But qof is not a beautiful word. It starts with a plosive and ends with a fricative, that is easily associated with anything muddy or slimy.

Furthermore, o and u are dark vowels. They do not smile like a or e or i. The a sound feels positively male and authoritative. It radiates more credibility than all other vowels.

Therefore, ama.com beats qwf.com many times over. And a domain name starting with a also has the benefit of being listed in the top part of alphabetical orders.

Sound is more important than shortness. The domain amaga.com has two more letters than qwf.com, and nevertheless it is much better. Even in the seven-letter name amaraga.com would still be better than the qwf.com nonsense.

And names similar to amaraga.com may even still be available for mere reqistration fees, while any three-letter combination with a com ending has a five-digit US dollar price for sure, as speculators have bought everything up to four letters of the com segment.


References:

1 Kevin Lane Keller, Susan E. Heckler and Michael J. Houston, The Effects of Brand Name Suggestiveness on Advertising Recall, Vol. 62, No. 1 (Jan., 1998), pp. 48-57
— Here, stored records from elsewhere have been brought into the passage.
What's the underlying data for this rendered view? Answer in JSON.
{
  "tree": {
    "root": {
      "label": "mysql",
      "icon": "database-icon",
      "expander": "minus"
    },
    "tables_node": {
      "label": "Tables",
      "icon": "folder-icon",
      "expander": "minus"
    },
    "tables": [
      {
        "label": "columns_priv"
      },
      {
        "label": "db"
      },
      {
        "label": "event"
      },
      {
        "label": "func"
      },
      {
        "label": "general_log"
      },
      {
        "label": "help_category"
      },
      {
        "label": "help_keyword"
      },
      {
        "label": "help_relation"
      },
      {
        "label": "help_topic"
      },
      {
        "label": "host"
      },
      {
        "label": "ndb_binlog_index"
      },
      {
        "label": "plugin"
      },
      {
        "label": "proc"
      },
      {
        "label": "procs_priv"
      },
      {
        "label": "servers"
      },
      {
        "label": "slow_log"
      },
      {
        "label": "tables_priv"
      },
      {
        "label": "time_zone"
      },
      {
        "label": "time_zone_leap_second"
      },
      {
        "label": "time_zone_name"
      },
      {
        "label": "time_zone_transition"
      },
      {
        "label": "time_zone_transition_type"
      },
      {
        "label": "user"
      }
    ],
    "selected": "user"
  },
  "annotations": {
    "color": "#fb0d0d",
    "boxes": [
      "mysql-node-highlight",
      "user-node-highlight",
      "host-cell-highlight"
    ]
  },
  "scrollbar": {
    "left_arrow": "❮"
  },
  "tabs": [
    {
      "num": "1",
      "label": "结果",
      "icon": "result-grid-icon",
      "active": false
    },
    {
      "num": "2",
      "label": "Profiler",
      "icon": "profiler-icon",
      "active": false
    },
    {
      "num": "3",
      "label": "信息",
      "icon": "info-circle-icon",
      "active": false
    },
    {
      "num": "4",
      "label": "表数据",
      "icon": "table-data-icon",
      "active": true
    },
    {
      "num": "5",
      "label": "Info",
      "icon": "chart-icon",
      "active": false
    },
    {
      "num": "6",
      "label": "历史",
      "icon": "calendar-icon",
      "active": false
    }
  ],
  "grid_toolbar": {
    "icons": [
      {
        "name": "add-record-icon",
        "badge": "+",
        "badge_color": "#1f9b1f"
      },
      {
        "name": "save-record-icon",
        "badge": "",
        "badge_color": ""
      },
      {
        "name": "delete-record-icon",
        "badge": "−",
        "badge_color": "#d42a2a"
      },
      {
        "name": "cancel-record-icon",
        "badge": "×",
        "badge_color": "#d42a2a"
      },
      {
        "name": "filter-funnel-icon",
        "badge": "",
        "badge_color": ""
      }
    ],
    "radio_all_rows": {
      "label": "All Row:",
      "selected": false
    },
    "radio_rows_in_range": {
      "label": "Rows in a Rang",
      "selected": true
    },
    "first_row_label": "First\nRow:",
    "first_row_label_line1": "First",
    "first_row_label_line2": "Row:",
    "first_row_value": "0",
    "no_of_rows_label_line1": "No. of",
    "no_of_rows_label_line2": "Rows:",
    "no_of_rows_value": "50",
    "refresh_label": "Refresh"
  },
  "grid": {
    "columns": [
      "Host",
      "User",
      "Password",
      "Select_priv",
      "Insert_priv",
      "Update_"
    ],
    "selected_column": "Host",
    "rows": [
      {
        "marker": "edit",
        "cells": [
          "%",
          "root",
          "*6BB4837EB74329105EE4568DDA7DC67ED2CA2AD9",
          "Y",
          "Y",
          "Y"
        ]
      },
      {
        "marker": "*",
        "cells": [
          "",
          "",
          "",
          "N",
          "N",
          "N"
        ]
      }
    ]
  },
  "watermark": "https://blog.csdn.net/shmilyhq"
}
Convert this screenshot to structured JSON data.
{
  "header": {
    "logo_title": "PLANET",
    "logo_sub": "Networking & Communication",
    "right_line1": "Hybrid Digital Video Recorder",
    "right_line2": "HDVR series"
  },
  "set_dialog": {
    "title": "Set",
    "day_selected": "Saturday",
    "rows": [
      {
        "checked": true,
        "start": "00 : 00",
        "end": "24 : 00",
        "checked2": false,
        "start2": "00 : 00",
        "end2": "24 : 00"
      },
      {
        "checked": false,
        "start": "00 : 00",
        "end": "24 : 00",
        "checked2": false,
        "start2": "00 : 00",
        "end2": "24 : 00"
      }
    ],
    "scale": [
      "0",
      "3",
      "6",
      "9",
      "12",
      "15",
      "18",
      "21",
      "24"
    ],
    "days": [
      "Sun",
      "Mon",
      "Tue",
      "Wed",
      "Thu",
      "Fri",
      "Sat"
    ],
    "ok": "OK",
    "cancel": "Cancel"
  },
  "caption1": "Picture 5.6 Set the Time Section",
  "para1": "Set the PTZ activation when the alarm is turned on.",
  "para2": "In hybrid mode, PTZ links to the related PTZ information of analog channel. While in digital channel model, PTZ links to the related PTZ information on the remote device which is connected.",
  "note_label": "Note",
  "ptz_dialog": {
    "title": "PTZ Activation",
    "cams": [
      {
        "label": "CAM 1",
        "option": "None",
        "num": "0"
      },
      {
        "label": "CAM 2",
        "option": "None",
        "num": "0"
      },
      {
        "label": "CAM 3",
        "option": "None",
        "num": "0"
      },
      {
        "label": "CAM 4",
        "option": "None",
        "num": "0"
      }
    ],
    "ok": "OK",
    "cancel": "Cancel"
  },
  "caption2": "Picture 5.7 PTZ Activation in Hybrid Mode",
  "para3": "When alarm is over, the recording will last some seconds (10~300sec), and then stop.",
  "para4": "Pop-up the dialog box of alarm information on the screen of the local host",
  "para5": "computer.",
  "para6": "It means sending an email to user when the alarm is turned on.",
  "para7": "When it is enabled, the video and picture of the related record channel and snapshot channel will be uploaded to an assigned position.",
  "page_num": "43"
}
2 Krishnan, H. Shanker; Shapiro, Stewart, Comparing implicit and explicit memory for brand names from advertisements, Journal of Experimental Psychology: Applied, Vol 2(2), Jun 1996, 147-163.